In closing let me say that we face huge and ongoing challenges in being the inclusive, generous and courageous church we are called to be. To be Uniting for the Common good, we have to be united in ourselves- not beating each other up, but holding together in a unity that is stronger than the sum of its parts. We are a people together on the way, centred in Christ, and praying that the Holy Spirit will correct us when we err and constantly renew our life.

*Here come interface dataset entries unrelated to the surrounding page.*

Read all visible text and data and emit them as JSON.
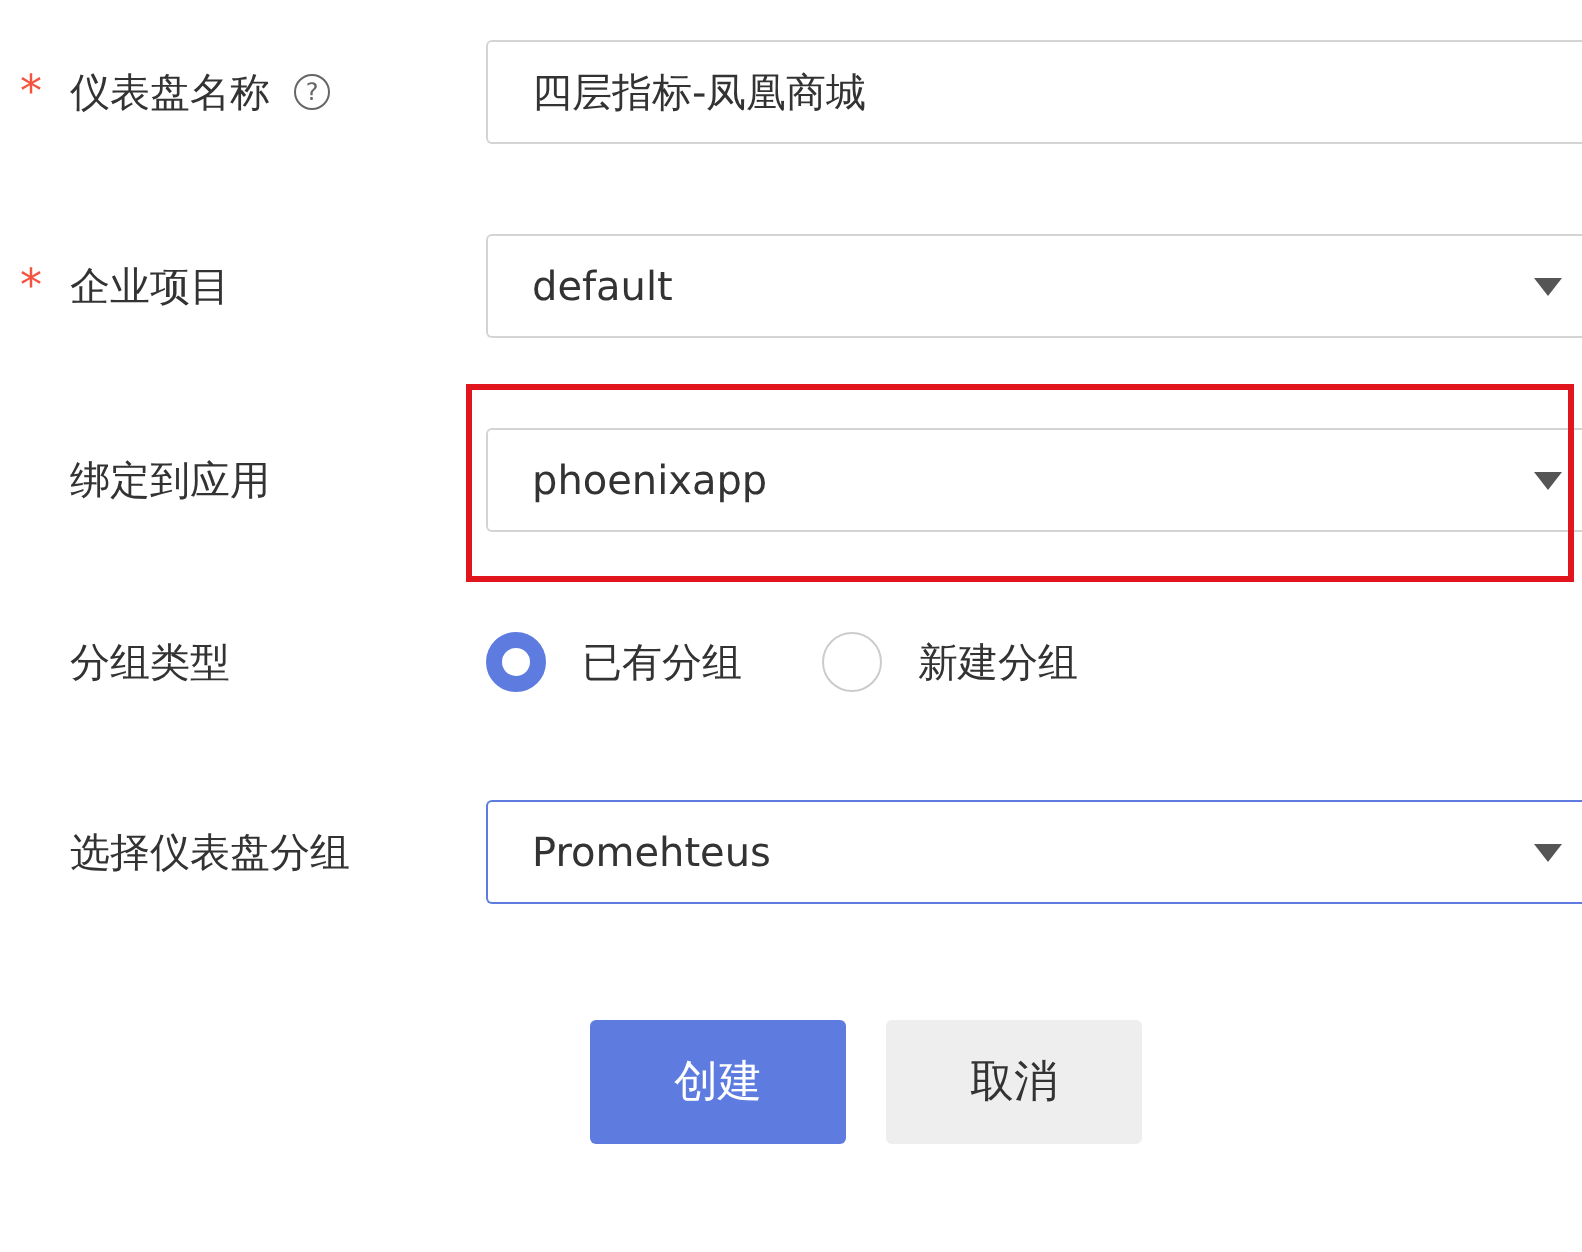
{
  "form": {
    "rows": [
      {
        "kind": "text",
        "marker": "*",
        "label": "仪表盘名称",
        "help": "?",
        "value": "四层指标-凤凰商城",
        "focused": false,
        "highlighted": false
      },
      {
        "kind": "select",
        "marker": "*",
        "label": "企业项目",
        "value": "default",
        "focused": false,
        "highlighted": false
      },
      {
        "kind": "select",
        "label": "绑定到应用",
        "value": "phoenixapp",
        "focused": false,
        "highlighted": true
      },
      {
        "kind": "radio",
        "label": "分组类型",
        "options": [
          {
            "label": "已有分组",
            "selected": true
          },
          {
            "label": "新建分组",
            "selected": false
          }
        ]
      },
      {
        "kind": "select",
        "label": "选择仪表盘分组",
        "value": "Promehteus",
        "focused": true,
        "highlighted": false
      }
    ]
  },
  "buttons": [
    {
      "label": "创建",
      "kind": "primary"
    },
    {
      "label": "取消",
      "kind": "secondary"
    }
  ]
}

I therefore call you now to embrace the way of Jesus as you have never embraced him before. If the Spirit of God has caused something in this celebration to strike a chord in you, take that cord and bind yourself to God anew, or maybe for the first time. I call you, sister and brothers, to shatter any dividing walls and embrace one another, finding ways to resolve arguments and heal differences, so fulfilling the vision of St Paul, that we are all one in Jesus Christ. If you can, do something about it before you go home today. Or, if not, think and pray about at least one step you can take to be in closer unity with others in this body of Christ and in his wider fellowship. Thus united, go and bear witness to the inclusive, expansive and generous Spirit of Jesus, in whose name and for whose sake we are truly one.
Rev Dr Brian Brown